WHAT NEEDS TO BE DONE → As the answer, give every line of the records that includes the word "title".

DATA EXTRACTS →
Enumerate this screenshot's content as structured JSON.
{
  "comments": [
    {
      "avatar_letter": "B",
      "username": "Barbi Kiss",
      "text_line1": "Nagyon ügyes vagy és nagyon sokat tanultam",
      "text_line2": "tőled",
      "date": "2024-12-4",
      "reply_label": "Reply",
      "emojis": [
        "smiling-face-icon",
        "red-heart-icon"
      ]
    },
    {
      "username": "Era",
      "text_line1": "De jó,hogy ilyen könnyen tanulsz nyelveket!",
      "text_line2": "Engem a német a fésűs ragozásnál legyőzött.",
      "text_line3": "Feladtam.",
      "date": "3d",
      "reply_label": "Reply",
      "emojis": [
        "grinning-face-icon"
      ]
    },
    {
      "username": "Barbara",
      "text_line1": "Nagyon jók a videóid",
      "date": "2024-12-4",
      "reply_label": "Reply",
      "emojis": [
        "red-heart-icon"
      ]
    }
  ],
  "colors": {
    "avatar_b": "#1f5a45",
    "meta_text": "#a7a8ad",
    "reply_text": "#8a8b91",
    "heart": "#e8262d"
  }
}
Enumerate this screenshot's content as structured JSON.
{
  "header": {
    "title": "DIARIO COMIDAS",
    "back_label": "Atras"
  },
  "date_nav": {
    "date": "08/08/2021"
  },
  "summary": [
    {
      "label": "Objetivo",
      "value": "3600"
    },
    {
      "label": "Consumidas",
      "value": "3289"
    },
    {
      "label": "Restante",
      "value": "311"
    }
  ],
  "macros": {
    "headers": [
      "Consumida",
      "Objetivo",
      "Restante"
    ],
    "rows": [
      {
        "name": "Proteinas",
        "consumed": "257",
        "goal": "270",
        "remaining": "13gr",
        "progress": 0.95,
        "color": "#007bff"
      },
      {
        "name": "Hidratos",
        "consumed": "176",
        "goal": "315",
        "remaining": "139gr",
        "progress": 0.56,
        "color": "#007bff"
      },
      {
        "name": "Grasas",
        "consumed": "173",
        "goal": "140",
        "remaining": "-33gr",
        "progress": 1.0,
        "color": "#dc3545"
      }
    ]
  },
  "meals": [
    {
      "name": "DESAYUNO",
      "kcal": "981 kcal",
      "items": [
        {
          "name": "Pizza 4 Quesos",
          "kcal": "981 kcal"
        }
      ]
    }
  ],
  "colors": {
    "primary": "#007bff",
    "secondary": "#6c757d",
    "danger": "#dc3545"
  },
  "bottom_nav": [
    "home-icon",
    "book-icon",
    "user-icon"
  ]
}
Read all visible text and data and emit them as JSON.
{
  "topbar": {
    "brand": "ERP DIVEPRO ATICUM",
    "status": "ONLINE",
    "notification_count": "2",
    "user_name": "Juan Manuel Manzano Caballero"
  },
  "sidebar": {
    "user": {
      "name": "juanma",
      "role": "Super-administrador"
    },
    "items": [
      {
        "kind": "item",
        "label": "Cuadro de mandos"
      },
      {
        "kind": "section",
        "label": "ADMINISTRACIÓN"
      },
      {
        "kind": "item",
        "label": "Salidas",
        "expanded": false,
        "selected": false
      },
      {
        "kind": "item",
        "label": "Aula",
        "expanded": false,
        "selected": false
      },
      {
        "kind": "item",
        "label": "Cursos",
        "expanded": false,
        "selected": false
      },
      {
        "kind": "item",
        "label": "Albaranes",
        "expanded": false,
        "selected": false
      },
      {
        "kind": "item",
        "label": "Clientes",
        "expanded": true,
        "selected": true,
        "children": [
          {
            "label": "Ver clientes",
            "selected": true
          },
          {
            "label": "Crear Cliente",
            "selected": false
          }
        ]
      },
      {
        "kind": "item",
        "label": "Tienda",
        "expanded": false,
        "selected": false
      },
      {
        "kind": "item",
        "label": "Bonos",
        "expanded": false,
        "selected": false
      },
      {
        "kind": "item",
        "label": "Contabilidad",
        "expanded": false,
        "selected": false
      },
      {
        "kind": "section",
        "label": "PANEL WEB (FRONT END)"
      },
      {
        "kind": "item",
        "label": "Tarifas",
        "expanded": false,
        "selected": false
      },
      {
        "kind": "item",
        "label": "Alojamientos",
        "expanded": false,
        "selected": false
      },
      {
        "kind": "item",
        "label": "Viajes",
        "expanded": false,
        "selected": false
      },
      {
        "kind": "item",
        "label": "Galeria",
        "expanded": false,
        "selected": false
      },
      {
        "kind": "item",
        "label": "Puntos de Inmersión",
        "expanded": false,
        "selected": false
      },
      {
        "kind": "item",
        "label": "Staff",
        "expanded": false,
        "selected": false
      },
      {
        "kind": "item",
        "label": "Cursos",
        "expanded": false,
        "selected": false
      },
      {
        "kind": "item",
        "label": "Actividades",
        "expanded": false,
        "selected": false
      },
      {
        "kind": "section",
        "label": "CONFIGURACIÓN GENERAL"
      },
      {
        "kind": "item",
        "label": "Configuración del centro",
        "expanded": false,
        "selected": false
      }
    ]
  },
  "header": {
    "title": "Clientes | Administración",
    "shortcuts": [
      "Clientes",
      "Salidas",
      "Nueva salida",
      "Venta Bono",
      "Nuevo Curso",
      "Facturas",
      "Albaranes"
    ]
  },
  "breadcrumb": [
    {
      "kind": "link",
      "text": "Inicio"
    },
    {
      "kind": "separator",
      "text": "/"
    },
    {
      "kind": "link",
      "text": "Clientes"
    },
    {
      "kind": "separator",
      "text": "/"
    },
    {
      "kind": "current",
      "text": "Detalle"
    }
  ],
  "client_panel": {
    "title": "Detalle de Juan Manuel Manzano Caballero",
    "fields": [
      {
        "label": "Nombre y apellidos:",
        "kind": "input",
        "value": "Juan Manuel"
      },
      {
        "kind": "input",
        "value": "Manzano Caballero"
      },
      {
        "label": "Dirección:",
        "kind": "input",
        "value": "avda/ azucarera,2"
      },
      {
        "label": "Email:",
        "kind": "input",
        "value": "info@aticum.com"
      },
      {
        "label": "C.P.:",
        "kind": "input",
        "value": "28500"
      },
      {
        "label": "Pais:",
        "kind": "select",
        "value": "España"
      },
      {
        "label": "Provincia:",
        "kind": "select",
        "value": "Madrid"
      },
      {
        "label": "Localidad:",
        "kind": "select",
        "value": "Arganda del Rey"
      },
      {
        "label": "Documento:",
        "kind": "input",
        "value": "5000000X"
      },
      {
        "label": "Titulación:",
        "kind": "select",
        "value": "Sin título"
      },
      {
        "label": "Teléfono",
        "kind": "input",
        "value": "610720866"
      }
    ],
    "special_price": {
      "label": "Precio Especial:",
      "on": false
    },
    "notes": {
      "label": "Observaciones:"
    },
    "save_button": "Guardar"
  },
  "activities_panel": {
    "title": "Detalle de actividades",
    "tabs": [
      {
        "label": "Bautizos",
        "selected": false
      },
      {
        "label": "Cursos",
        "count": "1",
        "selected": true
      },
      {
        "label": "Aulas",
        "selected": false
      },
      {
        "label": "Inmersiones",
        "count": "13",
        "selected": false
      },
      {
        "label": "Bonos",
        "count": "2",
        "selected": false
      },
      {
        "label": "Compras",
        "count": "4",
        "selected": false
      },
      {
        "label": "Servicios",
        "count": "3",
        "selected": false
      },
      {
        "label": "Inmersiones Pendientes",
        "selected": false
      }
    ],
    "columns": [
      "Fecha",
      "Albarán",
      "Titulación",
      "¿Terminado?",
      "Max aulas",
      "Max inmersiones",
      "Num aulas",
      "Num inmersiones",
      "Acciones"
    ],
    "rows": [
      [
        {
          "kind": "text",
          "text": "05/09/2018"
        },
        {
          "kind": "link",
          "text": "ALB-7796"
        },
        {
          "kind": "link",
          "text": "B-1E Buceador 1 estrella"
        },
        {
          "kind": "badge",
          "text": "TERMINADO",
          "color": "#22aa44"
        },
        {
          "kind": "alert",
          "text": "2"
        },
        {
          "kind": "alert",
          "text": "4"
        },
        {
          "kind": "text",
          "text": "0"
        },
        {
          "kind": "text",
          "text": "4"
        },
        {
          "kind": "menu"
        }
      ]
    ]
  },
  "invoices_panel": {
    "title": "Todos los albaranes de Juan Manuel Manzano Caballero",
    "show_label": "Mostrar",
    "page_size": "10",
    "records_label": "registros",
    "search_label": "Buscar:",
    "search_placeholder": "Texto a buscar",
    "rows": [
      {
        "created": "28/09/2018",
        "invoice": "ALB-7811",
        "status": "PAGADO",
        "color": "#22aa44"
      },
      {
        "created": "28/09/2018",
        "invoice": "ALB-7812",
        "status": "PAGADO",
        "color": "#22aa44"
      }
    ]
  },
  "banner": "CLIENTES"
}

EXERCISE SOLUTION →
    "title": "DIARIO COMIDAS",
    "title": "Clientes | Administración",
    "title": "Detalle de Juan Manuel Manzano Caballero",
    "title": "Detalle de actividades",
    "title": "Todos los albaranes de Juan Manuel Manzano Caballero",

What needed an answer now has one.